May decrease blood sugar
More research does need to be done in this area, but several studies done in rats have indicated that ashwagandha can lower blood sugar (Noshahr, 2014). For example, both glucose tolerance and insulin sensitivity were improved in diabetic rats through supplementation with ashwagandha extract in one study (Anwer, 2008). But research in humans is limited, for now. One study (Andallu, 2000) one in humans also showed blood sugar-lowering effects of the Ayurvedic herb, however, the study size was very small, so we cannot be sure of the true effects.
May increase immune activity

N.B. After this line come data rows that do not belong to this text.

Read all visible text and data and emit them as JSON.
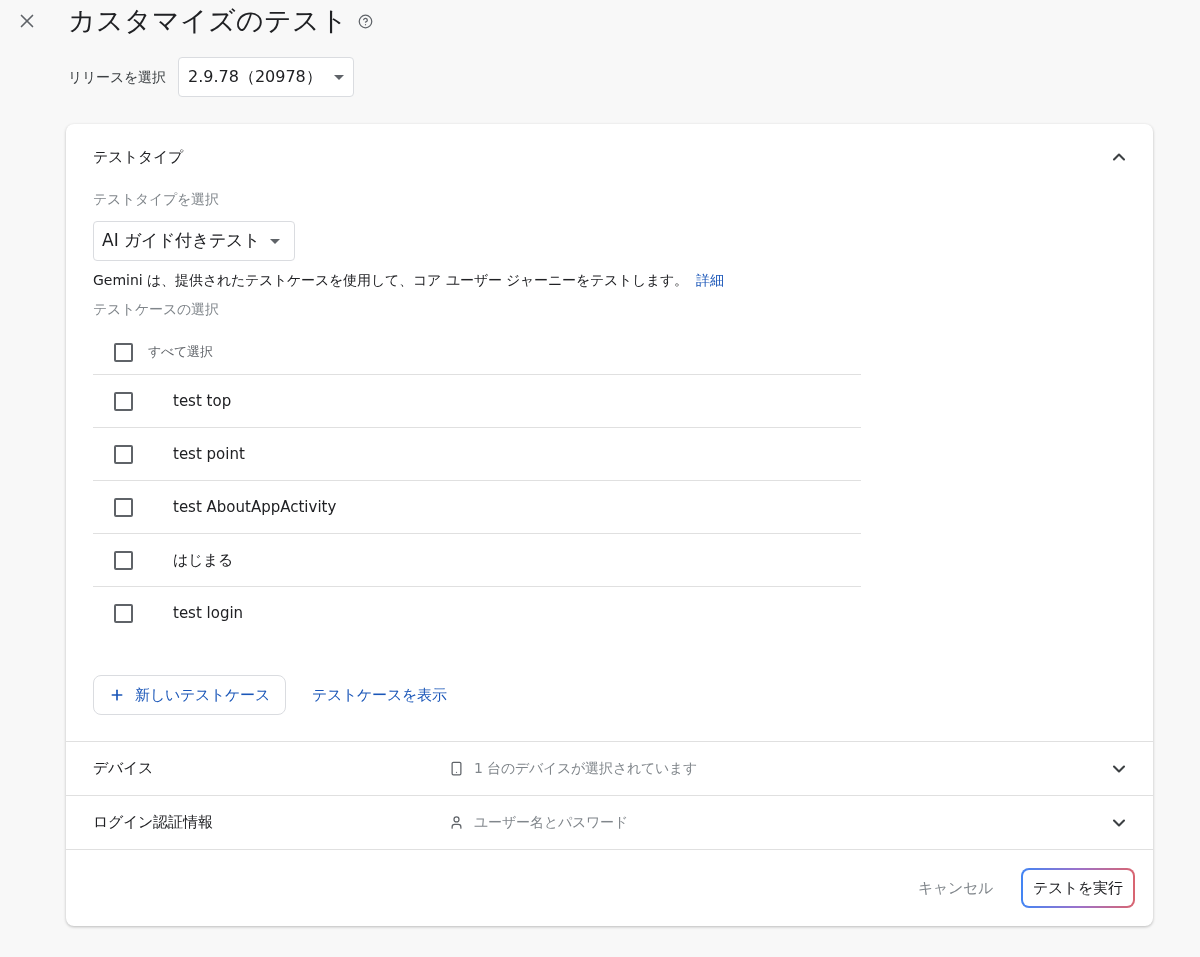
{
  "header": {
    "title": "カスタマイズのテスト"
  },
  "release": {
    "label": "リリースを選択",
    "value": "2.9.78（20978）"
  },
  "sections": [
    {
      "kind": "test_type",
      "title": "テストタイプ",
      "expanded": true,
      "type_label": "テストタイプを選択",
      "type_value": "AI ガイド付きテスト",
      "description": "Gemini は、提供されたテストケースを使用して、コア ユーザー ジャーニーをテストします。",
      "link": "詳細",
      "cases_label": "テストケースの選択",
      "select_all": {
        "label": "すべて選択",
        "checked": false
      },
      "cases": [
        {
          "label": "test top",
          "checked": false
        },
        {
          "label": "test point",
          "checked": false
        },
        {
          "label": "test AboutAppActivity",
          "checked": false
        },
        {
          "label": "はじまる",
          "checked": false
        },
        {
          "label": "test login",
          "checked": false
        }
      ],
      "new_button": "新しいテストケース",
      "view_link": "テストケースを表示"
    },
    {
      "kind": "device",
      "title": "デバイス",
      "expanded": false,
      "summary": "1 台のデバイスが選択されています"
    },
    {
      "kind": "login",
      "title": "ログイン認証情報",
      "expanded": false,
      "summary": "ユーザー名とパスワード"
    }
  ],
  "footer": {
    "cancel": "キャンセル",
    "run": "テストを実行"
  }
}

Having a strong immune system that’s working hard for you is good, right? Not always. For people with autoimmune diseases such as rheumatoid arthritis, systemic lupus erythematosus, or multiple sclerosis, this can make their symptoms worse. Autoimmune diseases are characterized by the body attacking itself, so the more immune function, the harder it will fight. Since ashwagandha has been shown to boost immune response (Vetvicka, 2011), it’s advised that people with autoimmune diseases avoid this herbal supplement.
Not all manufacturers are FDA-regulated
Unfortunately, there’s a low barrier to entry for some herbal supplements looking to hit the market—and quality may be the cost. It seems benign enough to buy any supplement, especially if it has good reviews from other buyers, but it can actually be quite dangerous. Ashwagandha specifically isn’t free from incidents of poor quality products harming people, either. Several cases of liver injury have been reported about ashwagandha. When the products in question were investigated, it turned out that many contained contaminants (NIDDKD, 2019). Avoid these safety concerns by buying from a company you can trust.